To do
I'd like every line in the following listing that holds "expanded" copied.

Provided data

= Beginning of Section =

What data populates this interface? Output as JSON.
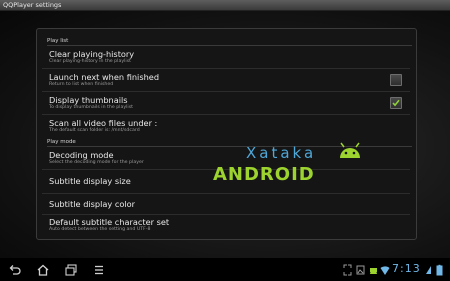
{
  "window": {
    "title": "QQPlayer settings"
  },
  "settings": {
    "playlist_header": "Play list",
    "playmode_header": "Play mode",
    "items": [
      {
        "title": "Clear playing-history",
        "subtitle": "Clear playing-history in the playlist"
      },
      {
        "title": "Launch next when finished",
        "subtitle": "Return to list when finished",
        "checked": false
      },
      {
        "title": "Display thumbnails",
        "subtitle": "To display thumbnails in the playlist",
        "checked": true
      },
      {
        "title": "Scan all video files under :",
        "subtitle": "The default scan folder is: /mnt/sdcard"
      },
      {
        "title": "Decoding mode",
        "subtitle": "Select the decoding mode for the player"
      },
      {
        "title": "Subtitle display size",
        "subtitle": ""
      },
      {
        "title": "Subtitle display color",
        "subtitle": ""
      },
      {
        "title": "Default subtitle character set",
        "subtitle": "Auto detect between the setting and UTF-8"
      }
    ]
  },
  "watermark": {
    "top": "Xataka",
    "bottom": "ANDROID",
    "top_color": "#4fa7d8",
    "bottom_color": "#9cd32e"
  },
  "statusbar": {
    "time": "7:13",
    "accent": "#6fb8e8"
  },
  "navbar": {
    "icons": [
      "back-icon",
      "home-icon",
      "recent-apps-icon",
      "menu-icon"
    ]
  }
}
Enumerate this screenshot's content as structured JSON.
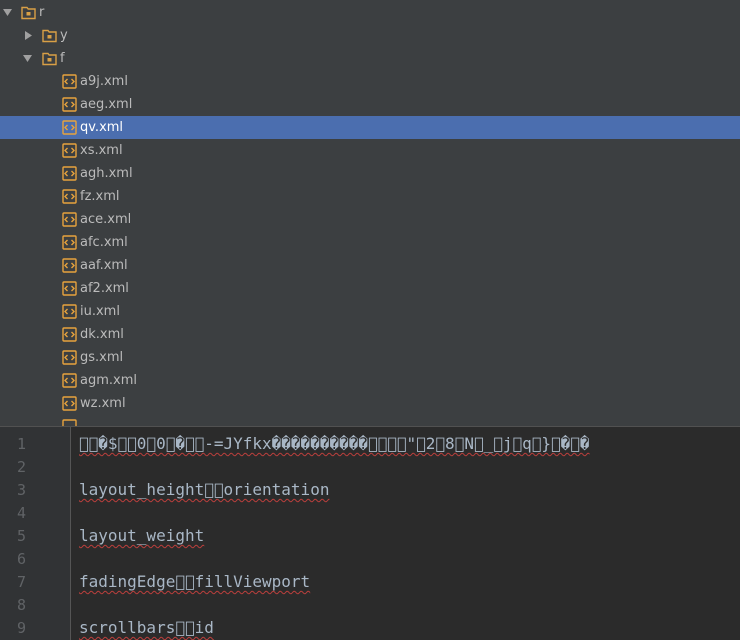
{
  "tree": {
    "root": {
      "label": "r",
      "expanded": true,
      "icon": "folder-icon"
    },
    "folders": [
      {
        "label": "y",
        "expanded": false,
        "icon": "folder-icon"
      },
      {
        "label": "f",
        "expanded": true,
        "icon": "folder-icon"
      }
    ],
    "files": [
      {
        "label": "a9j.xml",
        "icon": "xml-file-icon"
      },
      {
        "label": "aeg.xml",
        "icon": "xml-file-icon"
      },
      {
        "label": "qv.xml",
        "icon": "xml-file-icon",
        "selected": true
      },
      {
        "label": "xs.xml",
        "icon": "xml-file-icon"
      },
      {
        "label": "agh.xml",
        "icon": "xml-file-icon"
      },
      {
        "label": "fz.xml",
        "icon": "xml-file-icon"
      },
      {
        "label": "ace.xml",
        "icon": "xml-file-icon"
      },
      {
        "label": "afc.xml",
        "icon": "xml-file-icon"
      },
      {
        "label": "aaf.xml",
        "icon": "xml-file-icon"
      },
      {
        "label": "af2.xml",
        "icon": "xml-file-icon"
      },
      {
        "label": "iu.xml",
        "icon": "xml-file-icon"
      },
      {
        "label": "dk.xml",
        "icon": "xml-file-icon"
      },
      {
        "label": "gs.xml",
        "icon": "xml-file-icon"
      },
      {
        "label": "agm.xml",
        "icon": "xml-file-icon"
      },
      {
        "label": "wz.xml",
        "icon": "xml-file-icon"
      }
    ]
  },
  "editor": {
    "lines": [
      {
        "number": "1",
        "text": "\u0000\u0000�$\u0000\u00000\u00000\u0000�\u0000\u0000-=JYfkx����������\u0000\u0000\u0000\u0000\"\u00002\u00008\u0000N\u0000_\u0000j\u0000q\u0000}\u0000�\u0000�"
      },
      {
        "number": "2",
        "text": ""
      },
      {
        "number": "3",
        "text": "layout_height\u0000\u0000orientation"
      },
      {
        "number": "4",
        "text": ""
      },
      {
        "number": "5",
        "text": "layout_weight"
      },
      {
        "number": "6",
        "text": ""
      },
      {
        "number": "7",
        "text": "fadingEdge\u0000\u0000fillViewport"
      },
      {
        "number": "8",
        "text": ""
      },
      {
        "number": "9",
        "text": "scrollbars\u0000\u0000id"
      }
    ]
  },
  "colors": {
    "tree_background": "#3c3f41",
    "selection": "#4b6eaf",
    "editor_background": "#2b2b2b",
    "gutter_background": "#313335",
    "code_text": "#a9b7c6",
    "line_number": "#606366",
    "error_underline": "#bc3f3c",
    "folder_icon": "#d9a046",
    "file_icon": "#e8a33d"
  }
}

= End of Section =

Solved problem
      "expanded": true,
        "expanded": false,
        "expanded": true,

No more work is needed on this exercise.